### [What you should do]
What is needed is an exact reproduction of the listing, without its pictures.
# # # # #
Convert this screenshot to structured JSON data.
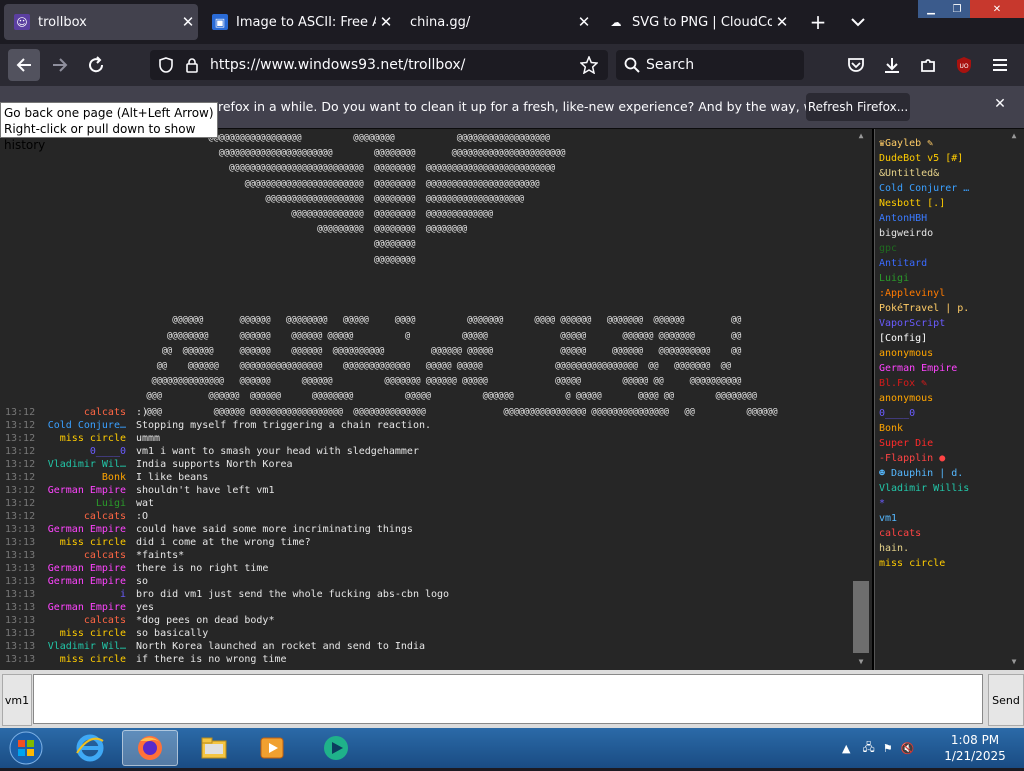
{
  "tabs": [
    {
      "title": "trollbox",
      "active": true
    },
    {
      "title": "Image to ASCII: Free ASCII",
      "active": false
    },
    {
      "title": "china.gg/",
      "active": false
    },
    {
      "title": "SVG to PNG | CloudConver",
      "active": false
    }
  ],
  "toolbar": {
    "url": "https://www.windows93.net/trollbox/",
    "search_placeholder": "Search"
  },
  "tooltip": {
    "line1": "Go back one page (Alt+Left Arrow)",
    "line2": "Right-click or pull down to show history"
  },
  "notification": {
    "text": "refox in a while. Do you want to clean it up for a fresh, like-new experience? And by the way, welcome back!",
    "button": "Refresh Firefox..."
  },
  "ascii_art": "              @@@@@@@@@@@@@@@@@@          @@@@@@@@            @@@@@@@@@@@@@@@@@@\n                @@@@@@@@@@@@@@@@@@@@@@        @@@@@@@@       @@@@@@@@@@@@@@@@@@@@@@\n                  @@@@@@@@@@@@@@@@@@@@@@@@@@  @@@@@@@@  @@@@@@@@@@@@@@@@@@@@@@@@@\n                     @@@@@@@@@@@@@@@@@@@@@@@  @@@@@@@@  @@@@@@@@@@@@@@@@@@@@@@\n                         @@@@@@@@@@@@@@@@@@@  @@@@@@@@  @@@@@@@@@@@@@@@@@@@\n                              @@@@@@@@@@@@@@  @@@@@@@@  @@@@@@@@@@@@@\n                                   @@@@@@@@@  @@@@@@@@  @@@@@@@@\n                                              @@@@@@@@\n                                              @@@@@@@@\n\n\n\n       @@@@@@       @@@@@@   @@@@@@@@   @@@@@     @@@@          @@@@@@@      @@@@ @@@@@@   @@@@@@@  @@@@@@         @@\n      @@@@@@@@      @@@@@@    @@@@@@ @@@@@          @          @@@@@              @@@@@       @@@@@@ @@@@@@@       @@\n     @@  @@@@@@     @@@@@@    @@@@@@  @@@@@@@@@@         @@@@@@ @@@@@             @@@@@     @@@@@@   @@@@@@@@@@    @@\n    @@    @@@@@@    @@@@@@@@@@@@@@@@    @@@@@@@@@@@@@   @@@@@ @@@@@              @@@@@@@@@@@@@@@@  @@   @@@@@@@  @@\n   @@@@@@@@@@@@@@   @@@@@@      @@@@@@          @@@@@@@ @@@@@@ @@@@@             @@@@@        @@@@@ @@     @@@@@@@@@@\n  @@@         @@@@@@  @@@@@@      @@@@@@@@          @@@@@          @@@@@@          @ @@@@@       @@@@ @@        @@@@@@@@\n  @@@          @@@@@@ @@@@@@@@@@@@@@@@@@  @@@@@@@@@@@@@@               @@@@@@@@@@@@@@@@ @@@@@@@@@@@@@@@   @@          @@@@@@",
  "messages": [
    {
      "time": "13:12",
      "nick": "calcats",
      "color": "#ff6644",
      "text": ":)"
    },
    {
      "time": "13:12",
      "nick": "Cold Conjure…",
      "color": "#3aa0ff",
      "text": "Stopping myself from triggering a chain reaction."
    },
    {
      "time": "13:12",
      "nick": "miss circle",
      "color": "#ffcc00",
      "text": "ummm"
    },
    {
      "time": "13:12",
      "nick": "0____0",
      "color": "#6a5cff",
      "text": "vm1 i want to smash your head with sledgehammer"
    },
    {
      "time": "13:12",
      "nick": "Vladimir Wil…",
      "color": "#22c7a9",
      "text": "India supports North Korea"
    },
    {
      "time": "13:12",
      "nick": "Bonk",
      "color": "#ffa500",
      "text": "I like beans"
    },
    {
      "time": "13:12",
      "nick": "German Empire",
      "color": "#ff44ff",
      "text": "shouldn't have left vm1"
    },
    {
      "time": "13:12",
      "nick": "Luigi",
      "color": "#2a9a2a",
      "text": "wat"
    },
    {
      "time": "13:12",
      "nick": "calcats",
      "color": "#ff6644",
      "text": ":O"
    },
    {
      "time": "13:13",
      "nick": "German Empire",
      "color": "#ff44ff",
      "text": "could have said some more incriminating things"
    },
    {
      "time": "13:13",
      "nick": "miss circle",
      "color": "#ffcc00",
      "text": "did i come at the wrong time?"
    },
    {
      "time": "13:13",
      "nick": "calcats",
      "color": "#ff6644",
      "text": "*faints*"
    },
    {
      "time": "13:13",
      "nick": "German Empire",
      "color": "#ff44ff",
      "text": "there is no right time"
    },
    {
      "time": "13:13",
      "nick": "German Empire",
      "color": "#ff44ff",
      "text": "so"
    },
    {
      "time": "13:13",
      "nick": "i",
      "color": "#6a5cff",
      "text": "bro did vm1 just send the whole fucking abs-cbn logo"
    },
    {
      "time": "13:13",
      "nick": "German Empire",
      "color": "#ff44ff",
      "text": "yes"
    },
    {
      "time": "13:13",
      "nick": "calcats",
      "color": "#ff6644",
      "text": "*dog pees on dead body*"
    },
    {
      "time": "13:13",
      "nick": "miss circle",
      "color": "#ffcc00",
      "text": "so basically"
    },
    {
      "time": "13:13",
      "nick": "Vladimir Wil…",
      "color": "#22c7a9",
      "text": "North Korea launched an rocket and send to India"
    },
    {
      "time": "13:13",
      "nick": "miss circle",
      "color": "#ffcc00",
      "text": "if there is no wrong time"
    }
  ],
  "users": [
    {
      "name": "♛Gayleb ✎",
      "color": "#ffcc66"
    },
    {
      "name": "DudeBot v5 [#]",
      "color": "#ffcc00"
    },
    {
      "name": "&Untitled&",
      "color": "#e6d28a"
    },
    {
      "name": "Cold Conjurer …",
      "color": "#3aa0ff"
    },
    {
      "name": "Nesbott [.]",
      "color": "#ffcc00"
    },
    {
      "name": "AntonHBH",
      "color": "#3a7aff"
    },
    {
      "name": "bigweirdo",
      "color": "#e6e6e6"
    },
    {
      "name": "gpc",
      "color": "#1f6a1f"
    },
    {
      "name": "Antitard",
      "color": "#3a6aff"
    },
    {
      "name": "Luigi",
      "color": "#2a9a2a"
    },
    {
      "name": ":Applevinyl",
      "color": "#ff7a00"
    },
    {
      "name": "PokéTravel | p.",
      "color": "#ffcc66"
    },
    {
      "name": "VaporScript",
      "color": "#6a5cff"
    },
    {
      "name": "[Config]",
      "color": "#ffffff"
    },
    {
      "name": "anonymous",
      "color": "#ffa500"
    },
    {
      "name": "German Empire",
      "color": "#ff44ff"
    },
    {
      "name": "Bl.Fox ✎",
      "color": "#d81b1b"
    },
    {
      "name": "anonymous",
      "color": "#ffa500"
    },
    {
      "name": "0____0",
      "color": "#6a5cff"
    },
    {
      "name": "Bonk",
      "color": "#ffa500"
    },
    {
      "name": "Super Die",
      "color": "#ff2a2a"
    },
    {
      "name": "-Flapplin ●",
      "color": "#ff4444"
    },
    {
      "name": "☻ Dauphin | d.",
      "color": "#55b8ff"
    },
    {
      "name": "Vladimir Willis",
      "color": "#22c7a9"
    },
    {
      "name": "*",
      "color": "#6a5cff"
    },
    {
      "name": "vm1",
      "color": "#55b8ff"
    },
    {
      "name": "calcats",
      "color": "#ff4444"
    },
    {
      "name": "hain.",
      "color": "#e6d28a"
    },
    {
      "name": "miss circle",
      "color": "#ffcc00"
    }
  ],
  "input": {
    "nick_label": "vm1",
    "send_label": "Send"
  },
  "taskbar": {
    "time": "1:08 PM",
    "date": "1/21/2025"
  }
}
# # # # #
### [Answer below]
Convert this screenshot to structured JSON data.
{
  "tabs": [
    {
      "title": "trollbox",
      "active": true
    },
    {
      "title": "Image to ASCII: Free ASCII",
      "active": false
    },
    {
      "title": "china.gg/",
      "active": false
    },
    {
      "title": "SVG to PNG | CloudConver",
      "active": false
    }
  ],
  "toolbar": {
    "url": "https://www.windows93.net/trollbox/",
    "search_placeholder": "Search"
  },
  "tooltip": {
    "line1": "Go back one page (Alt+Left Arrow)",
    "line2": "Right-click or pull down to show history"
  },
  "notification": {
    "text": "refox in a while. Do you want to clean it up for a fresh, like-new experience? And by the way, welcome back!",
    "button": "Refresh Firefox..."
  },
  "ascii_art": "              @@@@@@@@@@@@@@@@@@          @@@@@@@@            @@@@@@@@@@@@@@@@@@\n                @@@@@@@@@@@@@@@@@@@@@@        @@@@@@@@       @@@@@@@@@@@@@@@@@@@@@@\n                  @@@@@@@@@@@@@@@@@@@@@@@@@@  @@@@@@@@  @@@@@@@@@@@@@@@@@@@@@@@@@\n                     @@@@@@@@@@@@@@@@@@@@@@@  @@@@@@@@  @@@@@@@@@@@@@@@@@@@@@@\n                         @@@@@@@@@@@@@@@@@@@  @@@@@@@@  @@@@@@@@@@@@@@@@@@@\n                              @@@@@@@@@@@@@@  @@@@@@@@  @@@@@@@@@@@@@\n                                   @@@@@@@@@  @@@@@@@@  @@@@@@@@\n                                              @@@@@@@@\n                                              @@@@@@@@\n\n\n\n       @@@@@@       @@@@@@   @@@@@@@@   @@@@@     @@@@          @@@@@@@      @@@@ @@@@@@   @@@@@@@  @@@@@@         @@\n      @@@@@@@@      @@@@@@    @@@@@@ @@@@@          @          @@@@@              @@@@@       @@@@@@ @@@@@@@       @@\n     @@  @@@@@@     @@@@@@    @@@@@@  @@@@@@@@@@         @@@@@@ @@@@@             @@@@@     @@@@@@   @@@@@@@@@@    @@\n    @@    @@@@@@    @@@@@@@@@@@@@@@@    @@@@@@@@@@@@@   @@@@@ @@@@@              @@@@@@@@@@@@@@@@  @@   @@@@@@@  @@\n   @@@@@@@@@@@@@@   @@@@@@      @@@@@@          @@@@@@@ @@@@@@ @@@@@             @@@@@        @@@@@ @@     @@@@@@@@@@\n  @@@         @@@@@@  @@@@@@      @@@@@@@@          @@@@@          @@@@@@          @ @@@@@       @@@@ @@        @@@@@@@@\n  @@@          @@@@@@ @@@@@@@@@@@@@@@@@@  @@@@@@@@@@@@@@               @@@@@@@@@@@@@@@@ @@@@@@@@@@@@@@@   @@          @@@@@@",
  "messages": [
    {
      "time": "13:12",
      "nick": "calcats",
      "color": "#ff6644",
      "text": ":)"
    },
    {
      "time": "13:12",
      "nick": "Cold Conjure…",
      "color": "#3aa0ff",
      "text": "Stopping myself from triggering a chain reaction."
    },
    {
      "time": "13:12",
      "nick": "miss circle",
      "color": "#ffcc00",
      "text": "ummm"
    },
    {
      "time": "13:12",
      "nick": "0____0",
      "color": "#6a5cff",
      "text": "vm1 i want to smash your head with sledgehammer"
    },
    {
      "time": "13:12",
      "nick": "Vladimir Wil…",
      "color": "#22c7a9",
      "text": "India supports North Korea"
    },
    {
      "time": "13:12",
      "nick": "Bonk",
      "color": "#ffa500",
      "text": "I like beans"
    },
    {
      "time": "13:12",
      "nick": "German Empire",
      "color": "#ff44ff",
      "text": "shouldn't have left vm1"
    },
    {
      "time": "13:12",
      "nick": "Luigi",
      "color": "#2a9a2a",
      "text": "wat"
    },
    {
      "time": "13:12",
      "nick": "calcats",
      "color": "#ff6644",
      "text": ":O"
    },
    {
      "time": "13:13",
      "nick": "German Empire",
      "color": "#ff44ff",
      "text": "could have said some more incriminating things"
    },
    {
      "time": "13:13",
      "nick": "miss circle",
      "color": "#ffcc00",
      "text": "did i come at the wrong time?"
    },
    {
      "time": "13:13",
      "nick": "calcats",
      "color": "#ff6644",
      "text": "*faints*"
    },
    {
      "time": "13:13",
      "nick": "German Empire",
      "color": "#ff44ff",
      "text": "there is no right time"
    },
    {
      "time": "13:13",
      "nick": "German Empire",
      "color": "#ff44ff",
      "text": "so"
    },
    {
      "time": "13:13",
      "nick": "i",
      "color": "#6a5cff",
      "text": "bro did vm1 just send the whole fucking abs-cbn logo"
    },
    {
      "time": "13:13",
      "nick": "German Empire",
      "color": "#ff44ff",
      "text": "yes"
    },
    {
      "time": "13:13",
      "nick": "calcats",
      "color": "#ff6644",
      "text": "*dog pees on dead body*"
    },
    {
      "time": "13:13",
      "nick": "miss circle",
      "color": "#ffcc00",
      "text": "so basically"
    },
    {
      "time": "13:13",
      "nick": "Vladimir Wil…",
      "color": "#22c7a9",
      "text": "North Korea launched an rocket and send to India"
    },
    {
      "time": "13:13",
      "nick": "miss circle",
      "color": "#ffcc00",
      "text": "if there is no wrong time"
    }
  ],
  "users": [
    {
      "name": "♛Gayleb ✎",
      "color": "#ffcc66"
    },
    {
      "name": "DudeBot v5 [#]",
      "color": "#ffcc00"
    },
    {
      "name": "&Untitled&",
      "color": "#e6d28a"
    },
    {
      "name": "Cold Conjurer …",
      "color": "#3aa0ff"
    },
    {
      "name": "Nesbott [.]",
      "color": "#ffcc00"
    },
    {
      "name": "AntonHBH",
      "color": "#3a7aff"
    },
    {
      "name": "bigweirdo",
      "color": "#e6e6e6"
    },
    {
      "name": "gpc",
      "color": "#1f6a1f"
    },
    {
      "name": "Antitard",
      "color": "#3a6aff"
    },
    {
      "name": "Luigi",
      "color": "#2a9a2a"
    },
    {
      "name": ":Applevinyl",
      "color": "#ff7a00"
    },
    {
      "name": "PokéTravel | p.",
      "color": "#ffcc66"
    },
    {
      "name": "VaporScript",
      "color": "#6a5cff"
    },
    {
      "name": "[Config]",
      "color": "#ffffff"
    },
    {
      "name": "anonymous",
      "color": "#ffa500"
    },
    {
      "name": "German Empire",
      "color": "#ff44ff"
    },
    {
      "name": "Bl.Fox ✎",
      "color": "#d81b1b"
    },
    {
      "name": "anonymous",
      "color": "#ffa500"
    },
    {
      "name": "0____0",
      "color": "#6a5cff"
    },
    {
      "name": "Bonk",
      "color": "#ffa500"
    },
    {
      "name": "Super Die",
      "color": "#ff2a2a"
    },
    {
      "name": "-Flapplin ●",
      "color": "#ff4444"
    },
    {
      "name": "☻ Dauphin | d.",
      "color": "#55b8ff"
    },
    {
      "name": "Vladimir Willis",
      "color": "#22c7a9"
    },
    {
      "name": "*",
      "color": "#6a5cff"
    },
    {
      "name": "vm1",
      "color": "#55b8ff"
    },
    {
      "name": "calcats",
      "color": "#ff4444"
    },
    {
      "name": "hain.",
      "color": "#e6d28a"
    },
    {
      "name": "miss circle",
      "color": "#ffcc00"
    }
  ],
  "input": {
    "nick_label": "vm1",
    "send_label": "Send"
  },
  "taskbar": {
    "time": "1:08 PM",
    "date": "1/21/2025"
  }
}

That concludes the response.